| Exercise prompt |
Exactness is required. Restate every entry as written.
(Records for this exercise)
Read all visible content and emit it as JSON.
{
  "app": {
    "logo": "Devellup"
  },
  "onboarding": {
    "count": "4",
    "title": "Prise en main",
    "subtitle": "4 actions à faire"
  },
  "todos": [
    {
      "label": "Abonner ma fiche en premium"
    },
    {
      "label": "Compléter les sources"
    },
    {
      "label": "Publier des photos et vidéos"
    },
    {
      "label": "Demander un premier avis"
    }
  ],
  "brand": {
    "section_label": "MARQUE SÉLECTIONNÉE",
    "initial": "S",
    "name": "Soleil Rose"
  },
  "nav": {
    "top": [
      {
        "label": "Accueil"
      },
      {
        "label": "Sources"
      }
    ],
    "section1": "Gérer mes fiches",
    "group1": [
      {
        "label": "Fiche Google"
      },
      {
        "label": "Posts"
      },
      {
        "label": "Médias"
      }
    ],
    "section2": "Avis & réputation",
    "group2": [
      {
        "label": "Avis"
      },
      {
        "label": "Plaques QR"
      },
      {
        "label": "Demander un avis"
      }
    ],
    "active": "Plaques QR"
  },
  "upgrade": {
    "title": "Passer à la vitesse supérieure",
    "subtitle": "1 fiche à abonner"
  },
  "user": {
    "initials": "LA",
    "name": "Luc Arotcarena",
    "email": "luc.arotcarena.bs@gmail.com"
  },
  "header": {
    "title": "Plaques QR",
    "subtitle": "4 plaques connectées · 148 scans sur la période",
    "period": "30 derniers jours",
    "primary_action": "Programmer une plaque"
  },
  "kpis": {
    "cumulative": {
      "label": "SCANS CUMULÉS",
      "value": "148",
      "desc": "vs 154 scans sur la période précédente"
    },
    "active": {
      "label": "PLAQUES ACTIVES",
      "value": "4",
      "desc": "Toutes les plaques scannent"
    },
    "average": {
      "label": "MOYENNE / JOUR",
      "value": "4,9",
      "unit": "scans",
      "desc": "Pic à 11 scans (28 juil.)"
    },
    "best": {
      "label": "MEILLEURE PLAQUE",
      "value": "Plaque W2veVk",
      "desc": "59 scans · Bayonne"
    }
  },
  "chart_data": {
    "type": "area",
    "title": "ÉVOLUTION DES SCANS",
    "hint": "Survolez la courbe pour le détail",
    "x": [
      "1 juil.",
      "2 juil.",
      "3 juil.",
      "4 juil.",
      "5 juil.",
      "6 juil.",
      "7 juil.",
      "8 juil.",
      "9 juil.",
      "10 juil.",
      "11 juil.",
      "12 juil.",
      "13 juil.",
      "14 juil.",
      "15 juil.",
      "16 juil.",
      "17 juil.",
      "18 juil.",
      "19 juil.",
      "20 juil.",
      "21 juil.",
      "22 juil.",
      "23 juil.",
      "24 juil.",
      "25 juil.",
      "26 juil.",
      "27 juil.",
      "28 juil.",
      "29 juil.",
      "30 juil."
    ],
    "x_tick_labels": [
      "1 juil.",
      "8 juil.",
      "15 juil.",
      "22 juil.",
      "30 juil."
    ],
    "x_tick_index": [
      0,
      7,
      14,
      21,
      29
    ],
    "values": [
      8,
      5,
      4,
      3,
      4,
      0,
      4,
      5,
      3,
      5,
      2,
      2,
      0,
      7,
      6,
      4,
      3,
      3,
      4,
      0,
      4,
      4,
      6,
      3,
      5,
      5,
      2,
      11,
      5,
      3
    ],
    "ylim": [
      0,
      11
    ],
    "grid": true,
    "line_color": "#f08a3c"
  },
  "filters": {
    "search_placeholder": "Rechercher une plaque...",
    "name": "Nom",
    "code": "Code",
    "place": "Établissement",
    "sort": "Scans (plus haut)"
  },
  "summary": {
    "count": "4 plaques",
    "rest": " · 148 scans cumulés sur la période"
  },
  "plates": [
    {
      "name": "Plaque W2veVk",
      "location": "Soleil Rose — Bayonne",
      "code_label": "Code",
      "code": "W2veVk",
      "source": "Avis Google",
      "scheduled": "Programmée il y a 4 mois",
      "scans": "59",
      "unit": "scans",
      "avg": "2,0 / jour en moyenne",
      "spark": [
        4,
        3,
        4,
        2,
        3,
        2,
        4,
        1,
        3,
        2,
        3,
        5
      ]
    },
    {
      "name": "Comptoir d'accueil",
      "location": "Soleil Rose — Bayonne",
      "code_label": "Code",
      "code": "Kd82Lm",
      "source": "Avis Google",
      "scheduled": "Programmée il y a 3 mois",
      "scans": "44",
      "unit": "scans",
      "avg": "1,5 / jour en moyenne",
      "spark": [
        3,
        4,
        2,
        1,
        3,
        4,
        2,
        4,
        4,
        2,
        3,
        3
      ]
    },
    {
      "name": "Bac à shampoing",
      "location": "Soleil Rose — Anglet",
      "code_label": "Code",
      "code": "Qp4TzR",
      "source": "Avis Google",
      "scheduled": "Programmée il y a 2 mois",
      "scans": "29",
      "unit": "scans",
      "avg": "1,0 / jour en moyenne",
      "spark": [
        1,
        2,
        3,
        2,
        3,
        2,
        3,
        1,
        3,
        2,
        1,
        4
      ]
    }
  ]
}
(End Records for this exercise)
| Response area |
Read all visible content and emit it as JSON.
{
  "app": {
    "logo": "Devellup"
  },
  "onboarding": {
    "count": "4",
    "title": "Prise en main",
    "subtitle": "4 actions à faire"
  },
  "todos": [
    {
      "label": "Abonner ma fiche en premium"
    },
    {
      "label": "Compléter les sources"
    },
    {
      "label": "Publier des photos et vidéos"
    },
    {
      "label": "Demander un premier avis"
    }
  ],
  "brand": {
    "section_label": "MARQUE SÉLECTIONNÉE",
    "initial": "S",
    "name": "Soleil Rose"
  },
  "nav": {
    "top": [
      {
        "label": "Accueil"
      },
      {
        "label": "Sources"
      }
    ],
    "section1": "Gérer mes fiches",
    "group1": [
      {
        "label": "Fiche Google"
      },
      {
        "label": "Posts"
      },
      {
        "label": "Médias"
      }
    ],
    "section2": "Avis & réputation",
    "group2": [
      {
        "label": "Avis"
      },
      {
        "label": "Plaques QR"
      },
      {
        "label": "Demander un avis"
      }
    ],
    "active": "Plaques QR"
  },
  "upgrade": {
    "title": "Passer à la vitesse supérieure",
    "subtitle": "1 fiche à abonner"
  },
  "user": {
    "initials": "LA",
    "name": "Luc Arotcarena",
    "email": "luc.arotcarena.bs@gmail.com"
  },
  "header": {
    "title": "Plaques QR",
    "subtitle": "4 plaques connectées · 148 scans sur la période",
    "period": "30 derniers jours",
    "primary_action": "Programmer une plaque"
  },
  "kpis": {
    "cumulative": {
      "label": "SCANS CUMULÉS",
      "value": "148",
      "desc": "vs 154 scans sur la période précédente"
    },
    "active": {
      "label": "PLAQUES ACTIVES",
      "value": "4",
      "desc": "Toutes les plaques scannent"
    },
    "average": {
      "label": "MOYENNE / JOUR",
      "value": "4,9",
      "unit": "scans",
      "desc": "Pic à 11 scans (28 juil.)"
    },
    "best": {
      "label": "MEILLEURE PLAQUE",
      "value": "Plaque W2veVk",
      "desc": "59 scans · Bayonne"
    }
  },
  "chart_data": {
    "type": "area",
    "title": "ÉVOLUTION DES SCANS",
    "hint": "Survolez la courbe pour le détail",
    "x": [
      "1 juil.",
      "2 juil.",
      "3 juil.",
      "4 juil.",
      "5 juil.",
      "6 juil.",
      "7 juil.",
      "8 juil.",
      "9 juil.",
      "10 juil.",
      "11 juil.",
      "12 juil.",
      "13 juil.",
      "14 juil.",
      "15 juil.",
      "16 juil.",
      "17 juil.",
      "18 juil.",
      "19 juil.",
      "20 juil.",
      "21 juil.",
      "22 juil.",
      "23 juil.",
      "24 juil.",
      "25 juil.",
      "26 juil.",
      "27 juil.",
      "28 juil.",
      "29 juil.",
      "30 juil."
    ],
    "x_tick_labels": [
      "1 juil.",
      "8 juil.",
      "15 juil.",
      "22 juil.",
      "30 juil."
    ],
    "x_tick_index": [
      0,
      7,
      14,
      21,
      29
    ],
    "values": [
      8,
      5,
      4,
      3,
      4,
      0,
      4,
      5,
      3,
      5,
      2,
      2,
      0,
      7,
      6,
      4,
      3,
      3,
      4,
      0,
      4,
      4,
      6,
      3,
      5,
      5,
      2,
      11,
      5,
      3
    ],
    "ylim": [
      0,
      11
    ],
    "grid": true,
    "line_color": "#f08a3c"
  },
  "filters": {
    "search_placeholder": "Rechercher une plaque...",
    "name": "Nom",
    "code": "Code",
    "place": "Établissement",
    "sort": "Scans (plus haut)"
  },
  "summary": {
    "count": "4 plaques",
    "rest": " · 148 scans cumulés sur la période"
  },
  "plates": [
    {
      "name": "Plaque W2veVk",
      "location": "Soleil Rose — Bayonne",
      "code_label": "Code",
      "code": "W2veVk",
      "source": "Avis Google",
      "scheduled": "Programmée il y a 4 mois",
      "scans": "59",
      "unit": "scans",
      "avg": "2,0 / jour en moyenne",
      "spark": [
        4,
        3,
        4,
        2,
        3,
        2,
        4,
        1,
        3,
        2,
        3,
        5
      ]
    },
    {
      "name": "Comptoir d'accueil",
      "location": "Soleil Rose — Bayonne",
      "code_label": "Code",
      "code": "Kd82Lm",
      "source": "Avis Google",
      "scheduled": "Programmée il y a 3 mois",
      "scans": "44",
      "unit": "scans",
      "avg": "1,5 / jour en moyenne",
      "spark": [
        3,
        4,
        2,
        1,
        3,
        4,
        2,
        4,
        4,
        2,
        3,
        3
      ]
    },
    {
      "name": "Bac à shampoing",
      "location": "Soleil Rose — Anglet",
      "code_label": "Code",
      "code": "Qp4TzR",
      "source": "Avis Google",
      "scheduled": "Programmée il y a 2 mois",
      "scans": "29",
      "unit": "scans",
      "avg": "1,0 / jour en moyenne",
      "spark": [
        1,
        2,
        3,
        2,
        3,
        2,
        3,
        1,
        3,
        2,
        1,
        4
      ]
    }
  ]
}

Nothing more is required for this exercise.